** The VC's uncaring attitude towards noncombatants is why most medics were given shotguns for their own protection. CombatMedic indeed. Unfortunately, because of the DoubleStandard, female nurses were not allowed to carry guns even though they were put in the same dangerous situations.
** The VC often left their own wounded where they fell (although obviously not always), since they knew their enemies had better health care and were obliged to take care of them if possible.
** Neither the NVA nor the VC always targeted medics.
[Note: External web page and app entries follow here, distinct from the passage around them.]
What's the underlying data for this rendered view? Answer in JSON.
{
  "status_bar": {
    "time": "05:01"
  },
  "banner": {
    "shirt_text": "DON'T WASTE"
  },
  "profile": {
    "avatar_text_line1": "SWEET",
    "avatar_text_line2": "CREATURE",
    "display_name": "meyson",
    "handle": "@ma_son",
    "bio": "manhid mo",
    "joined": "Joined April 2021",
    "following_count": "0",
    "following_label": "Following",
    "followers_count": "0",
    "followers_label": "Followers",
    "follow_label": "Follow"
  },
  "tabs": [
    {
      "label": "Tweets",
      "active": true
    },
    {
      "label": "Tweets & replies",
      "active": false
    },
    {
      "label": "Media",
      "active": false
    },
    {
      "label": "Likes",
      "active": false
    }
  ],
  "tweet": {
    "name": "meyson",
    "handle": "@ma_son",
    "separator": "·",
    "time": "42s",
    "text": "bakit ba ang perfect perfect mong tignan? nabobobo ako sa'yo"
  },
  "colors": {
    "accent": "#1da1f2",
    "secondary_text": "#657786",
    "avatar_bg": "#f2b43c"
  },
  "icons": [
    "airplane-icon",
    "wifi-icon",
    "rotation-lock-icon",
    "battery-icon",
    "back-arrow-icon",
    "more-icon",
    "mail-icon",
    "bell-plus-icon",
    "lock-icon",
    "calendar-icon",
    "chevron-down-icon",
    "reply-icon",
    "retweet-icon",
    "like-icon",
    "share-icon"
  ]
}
They would purposely wound soldiers, rather than kill them, and allow them to be extracted, since they knew that wounded soldiers took more resources to remove from the battlefield and treat than it took for dead soldiers to be declared MIA or recovered later and buried.
*** This is one of the reasons why the U.S. lost public support for the Vietnam War.
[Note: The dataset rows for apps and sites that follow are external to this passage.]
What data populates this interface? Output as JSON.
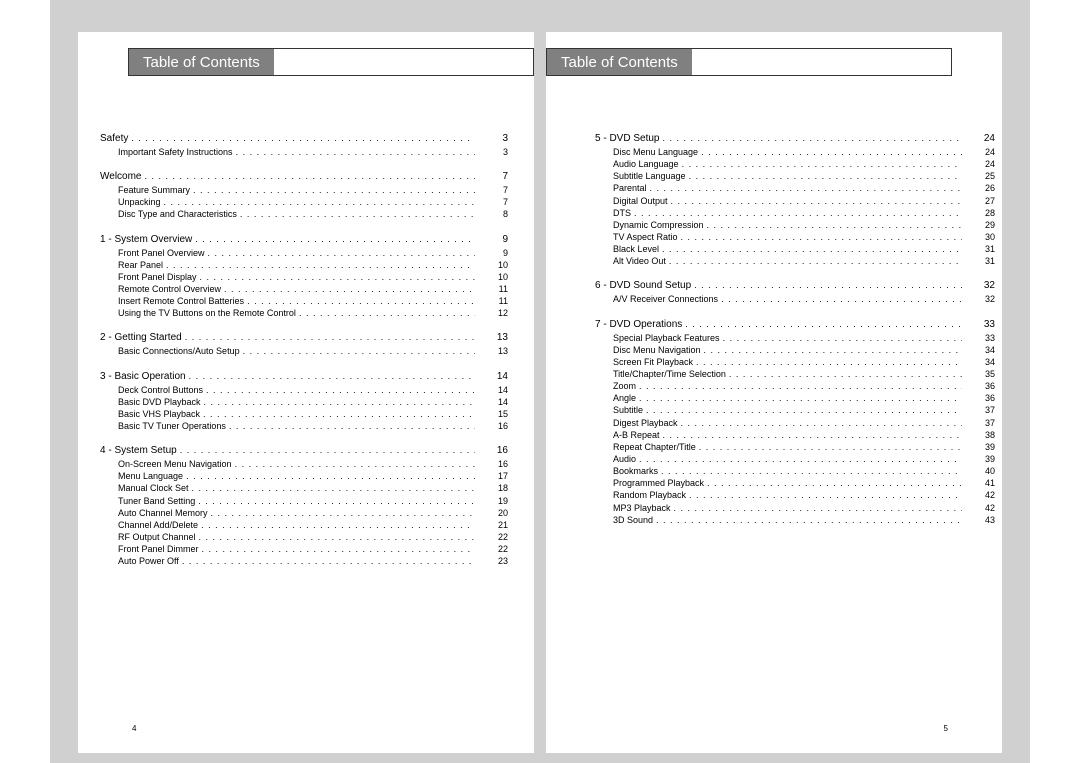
{
  "header_title": "Table of Contents",
  "left_footer": "4",
  "right_footer": "5",
  "left_sections": [
    {
      "title": "Safety",
      "page": "3",
      "items": [
        {
          "t": "Important Safety Instructions",
          "p": "3"
        }
      ]
    },
    {
      "title": "Welcome",
      "page": "7",
      "items": [
        {
          "t": "Feature Summary",
          "p": "7"
        },
        {
          "t": "Unpacking",
          "p": "7"
        },
        {
          "t": "Disc Type and Characteristics",
          "p": "8"
        }
      ]
    },
    {
      "title": "1 - System Overview",
      "page": "9",
      "items": [
        {
          "t": "Front Panel Overview",
          "p": "9"
        },
        {
          "t": "Rear Panel",
          "p": "10"
        },
        {
          "t": "Front Panel Display",
          "p": "10"
        },
        {
          "t": "Remote Control Overview",
          "p": "11"
        },
        {
          "t": "Insert Remote Control Batteries",
          "p": "11"
        },
        {
          "t": "Using the TV Buttons on the Remote Control",
          "p": "12"
        }
      ]
    },
    {
      "title": "2 - Getting Started",
      "page": "13",
      "items": [
        {
          "t": "Basic Connections/Auto Setup",
          "p": "13"
        }
      ]
    },
    {
      "title": "3 - Basic Operation",
      "page": "14",
      "items": [
        {
          "t": "Deck Control Buttons",
          "p": "14"
        },
        {
          "t": "Basic DVD Playback",
          "p": "14"
        },
        {
          "t": "Basic VHS Playback",
          "p": "15"
        },
        {
          "t": "Basic TV Tuner Operations",
          "p": "16"
        }
      ]
    },
    {
      "title": "4 - System Setup",
      "page": "16",
      "items": [
        {
          "t": "On-Screen Menu Navigation",
          "p": "16"
        },
        {
          "t": "Menu Language",
          "p": "17"
        },
        {
          "t": "Manual Clock Set",
          "p": "18"
        },
        {
          "t": "Tuner Band Setting",
          "p": "19"
        },
        {
          "t": "Auto Channel Memory",
          "p": "20"
        },
        {
          "t": "Channel Add/Delete",
          "p": "21"
        },
        {
          "t": "RF Output Channel",
          "p": "22"
        },
        {
          "t": "Front Panel Dimmer",
          "p": "22"
        },
        {
          "t": "Auto Power Off",
          "p": "23"
        }
      ]
    }
  ],
  "right_sections": [
    {
      "title": "5 - DVD Setup",
      "page": "24",
      "items": [
        {
          "t": "Disc Menu Language",
          "p": "24"
        },
        {
          "t": "Audio Language",
          "p": "24"
        },
        {
          "t": "Subtitle Language",
          "p": "25"
        },
        {
          "t": "Parental",
          "p": "26"
        },
        {
          "t": "Digital Output",
          "p": "27"
        },
        {
          "t": "DTS",
          "p": "28"
        },
        {
          "t": "Dynamic Compression",
          "p": "29"
        },
        {
          "t": "TV Aspect Ratio",
          "p": "30"
        },
        {
          "t": "Black Level",
          "p": "31"
        },
        {
          "t": "Alt Video Out",
          "p": "31"
        }
      ]
    },
    {
      "title": "6 - DVD Sound Setup",
      "page": "32",
      "items": [
        {
          "t": "A/V Receiver Connections",
          "p": "32"
        }
      ]
    },
    {
      "title": "7 - DVD Operations",
      "page": "33",
      "items": [
        {
          "t": "Special Playback Features",
          "p": "33"
        },
        {
          "t": "Disc Menu Navigation",
          "p": "34"
        },
        {
          "t": "Screen Fit Playback",
          "p": "34"
        },
        {
          "t": "Title/Chapter/Time Selection",
          "p": "35"
        },
        {
          "t": "Zoom",
          "p": "36"
        },
        {
          "t": "Angle",
          "p": "36"
        },
        {
          "t": "Subtitle",
          "p": "37"
        },
        {
          "t": "Digest Playback",
          "p": "37"
        },
        {
          "t": "A-B Repeat",
          "p": "38"
        },
        {
          "t": "Repeat Chapter/Title",
          "p": "39"
        },
        {
          "t": "Audio",
          "p": "39"
        },
        {
          "t": "Bookmarks",
          "p": "40"
        },
        {
          "t": "Programmed Playback",
          "p": "41"
        },
        {
          "t": "Random Playback",
          "p": "42"
        },
        {
          "t": "MP3 Playback",
          "p": "42"
        },
        {
          "t": "3D Sound",
          "p": "43"
        }
      ]
    }
  ]
}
* The ''[[http://en.wikipedia.org/wiki/MV_Wilhelm_Gustloff Wilhelm Gustloff]]'' (note that according to the article, it was not "legally" a hospital ship).
** It is generally accepted that the Gustloff carried combat troops on its last journey, making it legitimately a military target, that sadly also transported droves of innocent civilians.
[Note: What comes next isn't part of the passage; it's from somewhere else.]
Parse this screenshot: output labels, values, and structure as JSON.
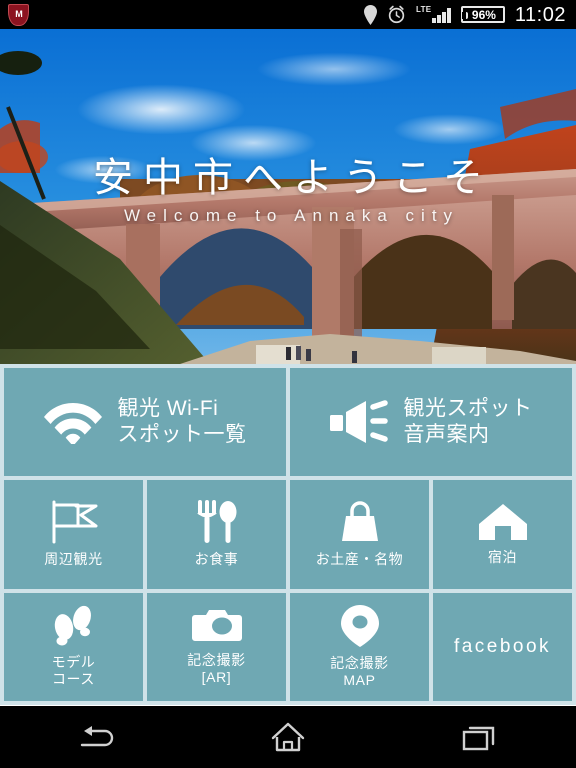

* While not actually dealing with medics ''per se'', recent studies suggest that some antibiotic-resistant microbial populations came about because some individuals with the resistance gene expended resources [[http://www.the-scientist.com/blog/display/57667/ in order to protect non-resistant individuals.]]
* The elementary school game Doctor Dodgeball. Instead of leaving the field when they're hit, players sit down until their team's designated "doctor" touches them to bring them back into the game. Not surprisingly, the "doctor" tends to run around with a whole team of decoys.
** Alternatively, both teams keep it a secret who their doctor is, and several other people intentionally run around towards players sitting down as sacrificial lambs and decoys to suck fire up while the doctor runs around and tags them.
* Palestinian terrorist groups have been [[http://video.google.com/videoplay?docid=-6079659052676503126&hl=en filmed]][[note]]By the Israelis[[/note]] using UN ambulances to transport uninjured gunmen, rifles, and rocket launchers throughout the Gaza Strip. UN spokespersons have claimed the drivers were forced to assist the terrorists, but UN ambulance drivers are required to report all such violations immediately to their superiors, and the drivers of the videotaped ambulances did not. Instead, the drivers insisted they were not coerced by terrorists in any way until after they were made aware of the existence of the videotape.
* Terrorists took it to a whole other level when the concept of 'secondary' explosives was put into play. The first one blows up and causes the usual death and injury. Then the second one sits and waits until the rescuers show and blows ''them'' up.
* HIV targets many cells, but the most closely watched are the [=CD4=]+ TH-2 cells. These cells are essential for an effective immune response. Without a lengthy discourse on immunology, let's summarize TH-2 cells as "command and control" for the rest of the immune response team. The infection usually starts off in macrophage variants (such dendritic cells) and successfully jumps to TH-2 cells. It also infects neurons. However, in medicine we follow the [=CD4=]+ T-helper cell count to follow the progress of the disease, because when they go down too low, the remaining immune cells can't function. We can predict which opportunists are likely to strike based on the cell count of T-helper cells, and these are the diseases that kill the patient.
* Attempted by an Iraqi sniper during combat operations in Iraq. He had targeted a USMC Corpsman, and aimed center-mass. The round hit the [[BulletProofVest body armor]] of the Marine in question, saving his life. What's funny is that not only did the corpsman live through the event, he got back up, took cover behind his vehicle, [[CombatMedic returned fire]], wounded the sniper in question, and then proceeded to ''treat the very person who just minutes ago tried to kill him''. The whole incident was recorded by the Sniper in question, and can be viewed [[https://www.youtube.com/watch?v=c-UNFSZ8VKU here]].